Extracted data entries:
++++++++

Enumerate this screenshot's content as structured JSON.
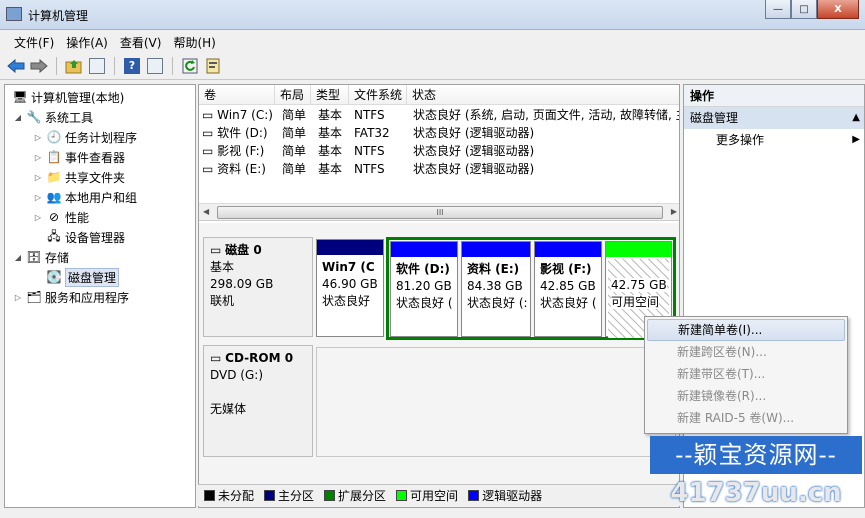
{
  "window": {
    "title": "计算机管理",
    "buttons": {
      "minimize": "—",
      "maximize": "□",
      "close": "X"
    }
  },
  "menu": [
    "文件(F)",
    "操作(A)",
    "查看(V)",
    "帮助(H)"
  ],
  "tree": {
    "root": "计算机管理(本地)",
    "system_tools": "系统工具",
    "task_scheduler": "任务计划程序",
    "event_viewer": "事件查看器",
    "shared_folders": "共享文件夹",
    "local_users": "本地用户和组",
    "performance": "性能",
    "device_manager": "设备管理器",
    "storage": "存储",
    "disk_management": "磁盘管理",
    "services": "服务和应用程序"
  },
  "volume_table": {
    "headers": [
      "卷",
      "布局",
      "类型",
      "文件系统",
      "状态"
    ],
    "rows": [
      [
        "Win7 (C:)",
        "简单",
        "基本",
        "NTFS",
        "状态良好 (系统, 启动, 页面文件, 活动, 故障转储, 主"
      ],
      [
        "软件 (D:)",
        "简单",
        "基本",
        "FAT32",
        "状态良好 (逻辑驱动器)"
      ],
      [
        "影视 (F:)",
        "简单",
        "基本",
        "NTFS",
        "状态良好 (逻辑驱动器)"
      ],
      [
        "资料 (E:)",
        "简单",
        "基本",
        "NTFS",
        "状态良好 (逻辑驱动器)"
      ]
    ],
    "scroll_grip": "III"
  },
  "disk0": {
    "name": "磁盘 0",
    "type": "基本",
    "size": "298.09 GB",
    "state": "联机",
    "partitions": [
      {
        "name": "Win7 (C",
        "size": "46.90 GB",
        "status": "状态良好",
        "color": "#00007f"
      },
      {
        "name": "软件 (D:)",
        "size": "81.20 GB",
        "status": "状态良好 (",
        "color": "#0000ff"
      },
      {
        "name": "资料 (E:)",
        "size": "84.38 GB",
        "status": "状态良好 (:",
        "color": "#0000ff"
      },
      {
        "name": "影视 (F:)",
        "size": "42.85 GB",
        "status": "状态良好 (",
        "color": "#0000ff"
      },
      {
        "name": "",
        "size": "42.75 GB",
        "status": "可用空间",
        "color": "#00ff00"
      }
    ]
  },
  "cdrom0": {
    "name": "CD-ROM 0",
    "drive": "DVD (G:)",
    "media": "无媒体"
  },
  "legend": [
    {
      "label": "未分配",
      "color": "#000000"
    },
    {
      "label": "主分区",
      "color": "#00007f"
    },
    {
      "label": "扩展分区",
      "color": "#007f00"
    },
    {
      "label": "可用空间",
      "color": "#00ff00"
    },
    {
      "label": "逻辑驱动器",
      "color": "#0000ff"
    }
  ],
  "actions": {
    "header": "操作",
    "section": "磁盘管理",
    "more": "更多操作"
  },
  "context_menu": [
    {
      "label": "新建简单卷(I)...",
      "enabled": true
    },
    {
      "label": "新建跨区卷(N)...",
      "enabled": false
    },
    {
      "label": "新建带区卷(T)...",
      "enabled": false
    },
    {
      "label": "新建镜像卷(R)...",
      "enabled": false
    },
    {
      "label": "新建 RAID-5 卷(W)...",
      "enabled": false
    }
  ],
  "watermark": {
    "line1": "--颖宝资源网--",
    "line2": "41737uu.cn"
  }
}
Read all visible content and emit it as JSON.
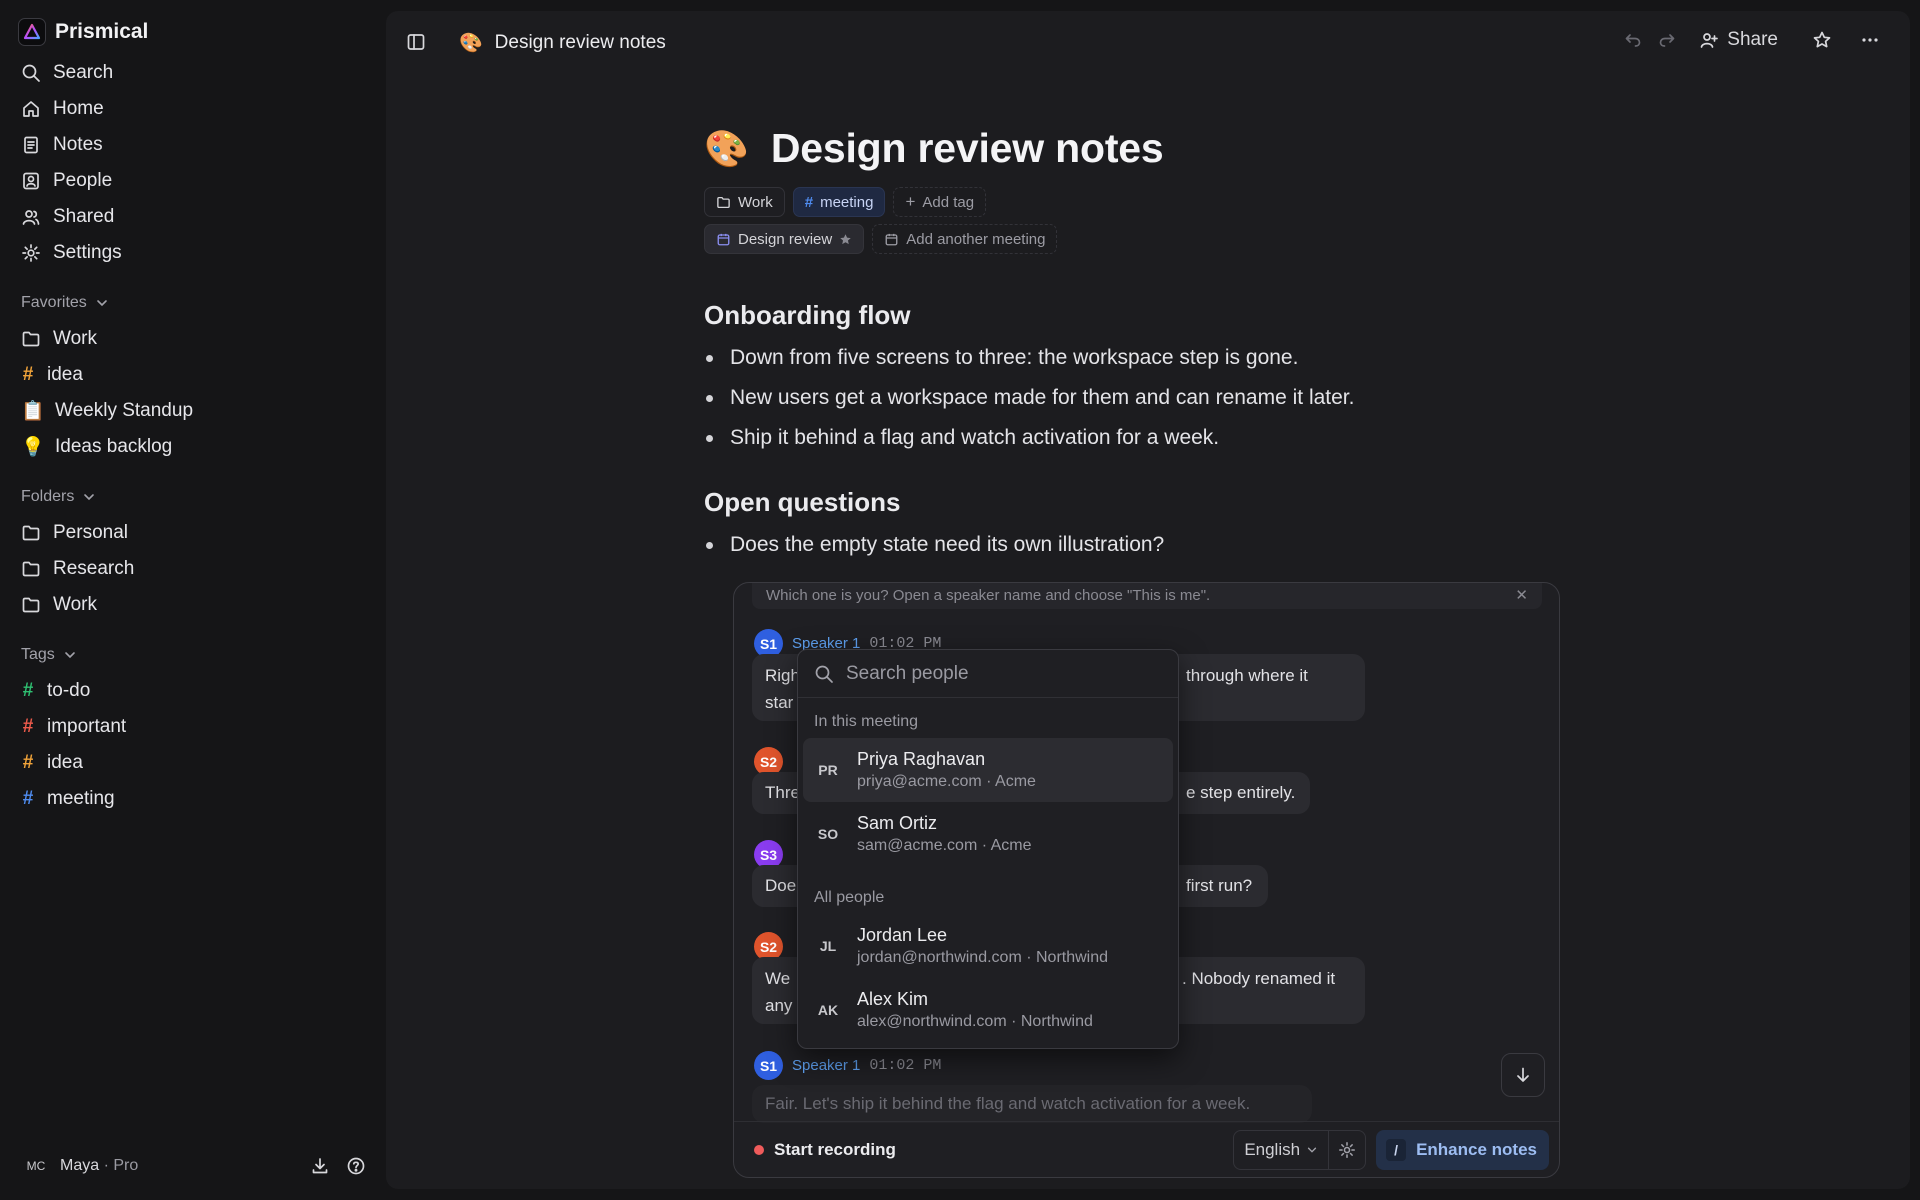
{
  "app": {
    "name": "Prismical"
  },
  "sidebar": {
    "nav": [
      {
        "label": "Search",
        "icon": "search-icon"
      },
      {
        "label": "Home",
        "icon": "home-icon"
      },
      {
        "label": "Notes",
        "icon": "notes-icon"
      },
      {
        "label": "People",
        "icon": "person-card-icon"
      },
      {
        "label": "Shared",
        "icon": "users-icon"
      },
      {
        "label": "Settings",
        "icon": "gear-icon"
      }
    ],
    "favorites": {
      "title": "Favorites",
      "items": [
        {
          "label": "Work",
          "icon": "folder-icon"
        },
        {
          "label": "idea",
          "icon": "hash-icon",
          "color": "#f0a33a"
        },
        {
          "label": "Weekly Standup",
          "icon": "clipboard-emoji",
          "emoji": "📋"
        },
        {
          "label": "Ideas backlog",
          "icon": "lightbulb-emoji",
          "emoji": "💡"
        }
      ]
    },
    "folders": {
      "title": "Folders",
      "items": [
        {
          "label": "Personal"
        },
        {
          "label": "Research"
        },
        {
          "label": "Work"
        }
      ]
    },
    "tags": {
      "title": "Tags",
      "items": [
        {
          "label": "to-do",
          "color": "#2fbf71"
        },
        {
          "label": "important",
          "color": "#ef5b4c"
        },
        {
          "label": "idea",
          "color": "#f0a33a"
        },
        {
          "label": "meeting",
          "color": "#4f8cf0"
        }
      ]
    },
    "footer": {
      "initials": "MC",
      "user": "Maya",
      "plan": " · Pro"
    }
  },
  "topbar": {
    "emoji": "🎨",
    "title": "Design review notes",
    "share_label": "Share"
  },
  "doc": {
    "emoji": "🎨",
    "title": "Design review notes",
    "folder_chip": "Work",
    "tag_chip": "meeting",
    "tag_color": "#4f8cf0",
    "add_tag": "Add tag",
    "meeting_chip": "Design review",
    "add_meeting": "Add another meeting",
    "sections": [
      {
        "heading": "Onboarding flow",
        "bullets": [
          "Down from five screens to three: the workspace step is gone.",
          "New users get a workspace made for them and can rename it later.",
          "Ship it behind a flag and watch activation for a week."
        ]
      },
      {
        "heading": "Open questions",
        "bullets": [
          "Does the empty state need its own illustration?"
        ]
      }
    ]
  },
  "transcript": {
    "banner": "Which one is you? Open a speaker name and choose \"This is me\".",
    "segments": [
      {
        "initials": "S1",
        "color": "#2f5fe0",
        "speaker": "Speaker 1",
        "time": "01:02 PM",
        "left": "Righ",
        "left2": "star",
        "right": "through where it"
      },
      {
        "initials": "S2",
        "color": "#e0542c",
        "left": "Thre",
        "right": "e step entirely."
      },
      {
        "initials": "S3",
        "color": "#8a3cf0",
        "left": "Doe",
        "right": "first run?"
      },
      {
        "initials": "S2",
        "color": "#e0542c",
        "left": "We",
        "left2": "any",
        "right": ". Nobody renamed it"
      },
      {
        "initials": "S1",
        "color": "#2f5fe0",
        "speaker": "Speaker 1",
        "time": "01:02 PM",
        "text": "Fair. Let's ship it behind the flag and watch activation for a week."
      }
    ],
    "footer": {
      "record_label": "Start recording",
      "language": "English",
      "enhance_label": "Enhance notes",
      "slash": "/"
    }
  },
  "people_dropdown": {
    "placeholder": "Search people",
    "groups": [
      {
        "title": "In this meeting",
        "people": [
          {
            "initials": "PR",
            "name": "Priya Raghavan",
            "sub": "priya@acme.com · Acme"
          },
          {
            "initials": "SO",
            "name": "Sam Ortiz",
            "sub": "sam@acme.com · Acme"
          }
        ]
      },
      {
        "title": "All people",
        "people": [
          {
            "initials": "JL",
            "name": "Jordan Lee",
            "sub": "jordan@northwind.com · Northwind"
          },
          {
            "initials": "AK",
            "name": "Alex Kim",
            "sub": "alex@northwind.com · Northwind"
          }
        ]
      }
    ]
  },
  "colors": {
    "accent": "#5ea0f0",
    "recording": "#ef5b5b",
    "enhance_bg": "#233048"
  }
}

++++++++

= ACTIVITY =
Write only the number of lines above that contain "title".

= RESPONSE AREA =
8